Using the records below, filter out every line that lacks "Query" and copy the rest.

== RECORDS SUPPLIED ==

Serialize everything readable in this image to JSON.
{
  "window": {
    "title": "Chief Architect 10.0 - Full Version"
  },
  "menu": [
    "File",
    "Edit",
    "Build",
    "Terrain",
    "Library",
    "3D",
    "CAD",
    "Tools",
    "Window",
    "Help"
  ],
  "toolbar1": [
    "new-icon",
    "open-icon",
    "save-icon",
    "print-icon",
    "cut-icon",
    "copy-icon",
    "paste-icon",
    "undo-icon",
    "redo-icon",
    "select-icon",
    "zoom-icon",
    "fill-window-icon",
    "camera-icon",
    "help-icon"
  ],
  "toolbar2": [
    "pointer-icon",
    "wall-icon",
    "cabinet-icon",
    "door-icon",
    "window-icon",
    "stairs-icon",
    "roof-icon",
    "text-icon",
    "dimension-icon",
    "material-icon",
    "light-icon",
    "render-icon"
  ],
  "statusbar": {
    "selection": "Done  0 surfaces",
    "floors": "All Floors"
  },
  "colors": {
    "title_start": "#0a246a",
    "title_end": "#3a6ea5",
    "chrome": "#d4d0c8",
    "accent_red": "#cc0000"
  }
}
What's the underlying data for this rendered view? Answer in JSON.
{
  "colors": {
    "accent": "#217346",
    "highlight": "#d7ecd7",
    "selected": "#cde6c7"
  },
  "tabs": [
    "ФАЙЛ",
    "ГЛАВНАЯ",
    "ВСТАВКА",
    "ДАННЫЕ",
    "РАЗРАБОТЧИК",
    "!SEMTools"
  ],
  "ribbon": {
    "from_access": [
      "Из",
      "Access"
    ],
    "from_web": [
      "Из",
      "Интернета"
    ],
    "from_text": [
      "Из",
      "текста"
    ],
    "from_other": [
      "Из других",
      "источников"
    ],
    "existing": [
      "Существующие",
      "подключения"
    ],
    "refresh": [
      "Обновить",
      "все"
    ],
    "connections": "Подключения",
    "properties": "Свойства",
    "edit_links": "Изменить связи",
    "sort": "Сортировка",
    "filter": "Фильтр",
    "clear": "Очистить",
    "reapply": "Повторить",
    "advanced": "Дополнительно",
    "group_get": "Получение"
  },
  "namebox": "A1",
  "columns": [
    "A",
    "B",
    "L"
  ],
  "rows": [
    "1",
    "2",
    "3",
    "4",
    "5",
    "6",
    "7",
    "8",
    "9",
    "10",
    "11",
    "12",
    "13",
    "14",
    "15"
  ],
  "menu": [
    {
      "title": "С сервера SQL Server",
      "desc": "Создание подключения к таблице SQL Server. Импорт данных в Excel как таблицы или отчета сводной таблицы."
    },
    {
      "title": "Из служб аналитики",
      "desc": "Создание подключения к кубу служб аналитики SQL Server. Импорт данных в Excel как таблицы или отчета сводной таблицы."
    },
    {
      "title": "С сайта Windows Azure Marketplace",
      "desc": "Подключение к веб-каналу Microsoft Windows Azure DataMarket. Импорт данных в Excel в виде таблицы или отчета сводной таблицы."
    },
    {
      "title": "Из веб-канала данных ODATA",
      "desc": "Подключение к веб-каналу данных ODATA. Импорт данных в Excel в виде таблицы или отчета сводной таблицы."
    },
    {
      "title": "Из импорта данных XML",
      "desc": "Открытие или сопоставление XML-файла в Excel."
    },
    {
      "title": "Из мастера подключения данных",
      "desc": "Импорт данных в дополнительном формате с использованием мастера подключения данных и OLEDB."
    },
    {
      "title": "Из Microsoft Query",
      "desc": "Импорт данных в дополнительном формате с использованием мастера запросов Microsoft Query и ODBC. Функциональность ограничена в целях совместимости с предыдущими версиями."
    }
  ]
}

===

• _SOLUTION FOR THIS EXERCISE_:
      "title": "Из Microsoft Query",
      "desc": "Импорт данных в дополнительном формате с использованием мастера запросов Microsoft Query и ODBC. Функциональность ограничена в целях совместимости с предыдущими версиями."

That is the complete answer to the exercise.